→ **Exercise aim**
Could you copy every line from the material below in which "handle" appears?

→ **Supplied records**
• • • •

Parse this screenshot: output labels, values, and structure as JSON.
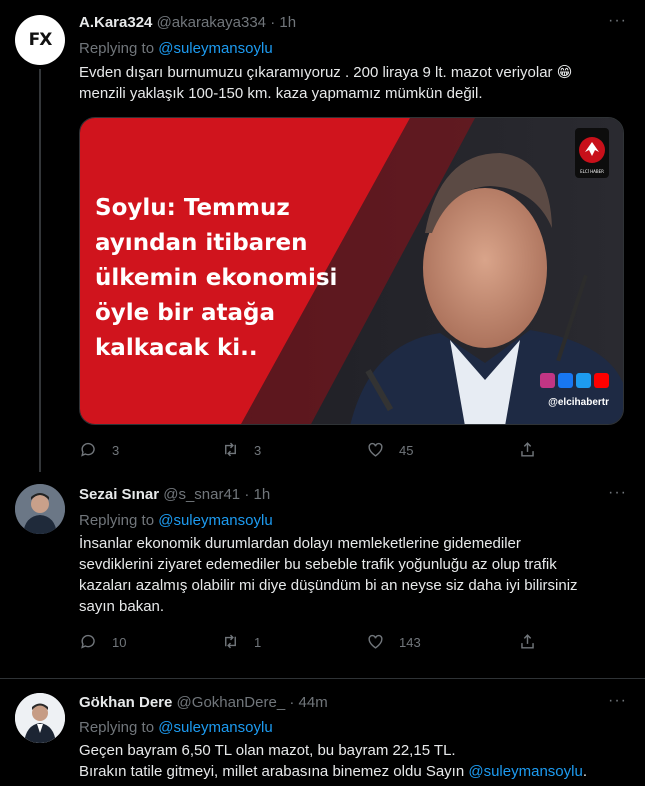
{
  "tweets": [
    {
      "name": "A.Kara324",
      "handle": "@akarakaya334",
      "dot": "·",
      "time": "1h",
      "avatar_text": "FX",
      "replying_prefix": "Replying to",
      "replying_to": "@suleymansoylu",
      "text_lines": [
        "Evden dışarı burnumuzu çıkaramıyoruz . 200 liraya 9 lt. mazot veriyolar 😁",
        "menzili yaklaşık 100-150 km. kaza yapmamız mümkün değil."
      ],
      "media": {
        "headline_lines": [
          "Soylu: Temmuz",
          "ayından itibaren",
          "ülkemin ekonomisi",
          "öyle bir atağa",
          "kalkacak ki.."
        ],
        "logo_text": "ELCİ HABER",
        "watermark": "@elcihabertr"
      },
      "stats": {
        "replies": "3",
        "retweets": "3",
        "likes": "45"
      }
    },
    {
      "name": "Sezai Sınar",
      "handle": "@s_snar41",
      "dot": "·",
      "time": "1h",
      "replying_prefix": "Replying to",
      "replying_to": "@suleymansoylu",
      "text_lines": [
        "İnsanlar ekonomik durumlardan dolayı memleketlerine gidemediler",
        "sevdiklerini ziyaret edemediler bu sebeble trafik yoğunluğu az olup trafik",
        "kazaları azalmış olabilir mi diye düşündüm bi an neyse siz daha iyi bilirsiniz",
        "sayın bakan."
      ],
      "stats": {
        "replies": "10",
        "retweets": "1",
        "likes": "143"
      }
    },
    {
      "name": "Gökhan Dere",
      "handle": "@GokhanDere_",
      "dot": "·",
      "time": "44m",
      "replying_prefix": "Replying to",
      "replying_to": "@suleymansoylu",
      "text_line1": "Geçen bayram 6,50 TL olan mazot, bu bayram 22,15 TL.",
      "text_line2_prefix": "Bırakın tatile gitmeyi, millet arabasına binemez oldu Sayın ",
      "text_line2_mention": "@suleymansoylu",
      "text_line2_suffix": "."
    }
  ],
  "more_icon": "···",
  "colors": {
    "accent": "#1d9bf0",
    "secondary": "#71767b",
    "background": "#000000",
    "media_red": "#d0141d"
  }
}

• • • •

→ **Finished exercise**
      "handle": "@akarakaya334",
      "handle": "@s_snar41",
      "handle": "@GokhanDere_",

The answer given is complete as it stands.